Author of Atomic Habits, James Clear, says that true behaviour change is identity change. Anyone can eat healthily once or twice or go for a walk now and then, but it is difficult to create sustainable change if you don’t change the belief behind the behaviour.

Don’t go for a run but call yourself a runner, meditator, or writer. You may feel like a fraud or inauthentic to yourself to change your identity without having a track record of running. The only way to convince yourself you are changing is to take action. Every time you write, you are creating evidence that you are a writer.

To let go of the old version of yourself, you need to consider who you would like to become.

You can journal about this and create a powerful version of your future self. Perhaps you want to change careers or take on a role that requires public speaking. To allow yourself to step into that person, you need to drop the habit of avoiding speaking opportunities and instead show up to every opportunity available to you.

Your present behaviours need to be in alignment with the person you are becoming.

I was coaching a client who suffered from severe food restriction. She wanted to change but didn’t know how to let go of the current version of herself. She liked what she saw in the mirror despite it being incredibly unhealthy and destructive.

We went onto Instagram and researched female athletes whose bodies she admired. She then put that image as the screensaver on her phone and laptop to get used to the new image she was working towards — someone who was fit, healthy, and above all, kind to herself.

This change doesn’t have to be so drastic for you. Maybe you want to ditch the habit of procrastination? Who epitomises success for you, and how can you create this persona for yourself? It is not trying to be someone else but incorporating the traits they role model into your being.

Replace the habit of putting off the task for the habit of starting, even if you only work on the task for 5 minutes. Every time you keep your commitment to yourself, you create evidence that you are no longer a procrastinator but someone you can trust.

Step 4 — Thank the habit.

Marie Kondo is a Japanese organising consultant and best-selling author. In her de-clutter process, she says we must pick up the article we would like to get rid of and ask a simple question. Does it spark joy? If it sparks joy, you keep the item. If it doesn’t speak joy, you thank it for its service and then proceed to get rid of it or donate it.

It’s the same with your habits and this old version of yourself. Does it spark joy? You don’t have to toss yourself out, just a few bits and pieces that don’t belong anymore. Maybe you renovated your lounge to be more modern, and you have some old ornaments that clash now? You don’t have to adjust the lounge to the old ornaments; simply toss out the parts in no longer in alignment.

Maybe you decided your old ways of mid-week drinking or sleep deprivation are clashing with your new updated version of valuing vitality and creativity?

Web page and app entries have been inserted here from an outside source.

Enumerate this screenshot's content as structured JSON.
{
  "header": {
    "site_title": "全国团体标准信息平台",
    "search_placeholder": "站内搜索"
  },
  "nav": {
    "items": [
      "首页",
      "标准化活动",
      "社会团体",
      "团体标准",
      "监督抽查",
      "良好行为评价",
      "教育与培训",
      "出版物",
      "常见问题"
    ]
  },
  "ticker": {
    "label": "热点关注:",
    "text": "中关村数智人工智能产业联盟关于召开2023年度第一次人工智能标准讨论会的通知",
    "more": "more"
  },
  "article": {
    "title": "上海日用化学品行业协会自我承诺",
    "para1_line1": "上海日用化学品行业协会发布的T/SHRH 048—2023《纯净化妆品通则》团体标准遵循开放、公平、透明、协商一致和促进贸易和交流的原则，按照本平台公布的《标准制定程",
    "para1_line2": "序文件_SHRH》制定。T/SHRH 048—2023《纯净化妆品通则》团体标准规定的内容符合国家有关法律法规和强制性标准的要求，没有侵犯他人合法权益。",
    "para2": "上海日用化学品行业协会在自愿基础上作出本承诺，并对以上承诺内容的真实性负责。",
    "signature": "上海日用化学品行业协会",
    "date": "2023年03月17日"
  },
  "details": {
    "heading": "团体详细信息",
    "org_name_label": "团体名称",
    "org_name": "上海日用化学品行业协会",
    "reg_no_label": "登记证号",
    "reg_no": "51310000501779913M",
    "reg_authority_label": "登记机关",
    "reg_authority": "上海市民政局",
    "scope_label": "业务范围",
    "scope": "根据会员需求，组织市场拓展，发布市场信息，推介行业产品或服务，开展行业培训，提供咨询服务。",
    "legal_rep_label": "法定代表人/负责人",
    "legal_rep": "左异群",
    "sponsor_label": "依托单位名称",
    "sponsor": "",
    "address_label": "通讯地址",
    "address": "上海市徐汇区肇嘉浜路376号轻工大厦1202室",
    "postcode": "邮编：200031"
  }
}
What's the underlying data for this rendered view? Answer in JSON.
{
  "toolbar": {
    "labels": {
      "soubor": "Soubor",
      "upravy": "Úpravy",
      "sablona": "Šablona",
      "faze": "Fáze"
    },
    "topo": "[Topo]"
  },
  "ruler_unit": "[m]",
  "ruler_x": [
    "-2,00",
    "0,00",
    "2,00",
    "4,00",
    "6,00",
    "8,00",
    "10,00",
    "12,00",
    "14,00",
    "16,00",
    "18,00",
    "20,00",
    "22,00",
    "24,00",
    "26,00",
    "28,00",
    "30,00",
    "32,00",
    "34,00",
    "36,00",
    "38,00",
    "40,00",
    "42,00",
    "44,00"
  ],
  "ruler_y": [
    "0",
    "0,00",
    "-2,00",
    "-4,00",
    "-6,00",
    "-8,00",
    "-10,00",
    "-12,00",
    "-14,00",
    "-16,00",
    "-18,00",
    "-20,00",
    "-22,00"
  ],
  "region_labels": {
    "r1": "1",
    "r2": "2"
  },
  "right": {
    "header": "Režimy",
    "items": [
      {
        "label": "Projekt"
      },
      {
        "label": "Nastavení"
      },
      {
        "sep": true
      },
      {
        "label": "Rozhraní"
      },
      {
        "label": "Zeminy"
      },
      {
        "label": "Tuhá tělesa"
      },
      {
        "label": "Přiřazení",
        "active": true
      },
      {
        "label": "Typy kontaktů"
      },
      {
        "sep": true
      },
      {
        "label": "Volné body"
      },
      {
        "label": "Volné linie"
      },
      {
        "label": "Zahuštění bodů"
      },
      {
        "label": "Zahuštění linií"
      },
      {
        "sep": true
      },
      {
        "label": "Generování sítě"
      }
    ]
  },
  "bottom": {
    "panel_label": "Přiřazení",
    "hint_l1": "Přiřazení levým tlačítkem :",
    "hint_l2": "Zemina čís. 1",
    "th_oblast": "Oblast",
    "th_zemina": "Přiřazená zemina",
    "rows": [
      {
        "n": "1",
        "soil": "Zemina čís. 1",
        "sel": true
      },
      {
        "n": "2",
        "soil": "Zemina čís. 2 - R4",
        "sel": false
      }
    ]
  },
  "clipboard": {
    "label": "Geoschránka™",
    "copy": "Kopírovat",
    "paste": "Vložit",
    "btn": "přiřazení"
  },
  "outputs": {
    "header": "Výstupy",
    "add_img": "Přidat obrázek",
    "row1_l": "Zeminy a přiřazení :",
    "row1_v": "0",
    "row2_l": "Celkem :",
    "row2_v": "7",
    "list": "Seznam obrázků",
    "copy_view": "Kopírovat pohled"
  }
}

Thank those habits and the part of you that served its purpose. But now, it’s time to move on swiftly.

Give yourself permission to change your mind and update your habits to your current values.

Final thoughts.

Letting go of old habits is hard change. It doesn’t happen overnight, and you will fall off the wagon.

When creating new behaviour patterns and habits, imagine you have train tracks embedded into your subconscious. They run deep. You can’t remove the old tracks, but you can always lay down fresh ones on top.

You are only human, and you will fall back into old patterns now and then, especially when you feel stressed. It is not a failure to revert to old ways; it is human nature.

What matters is having the self-awareness to notice you are back in old patterns and course-correct accordingly. The more self-aware you are about your triggers, the quicker you can recover when going down the old train tracks.

“We are what we repeatedly do. Excellence, then, is not an act, but having the self-awareness to let go of the habits that no longer serve us.” — Aristotle and Lori Milner.

Here’s to letting go.

Warm wishes,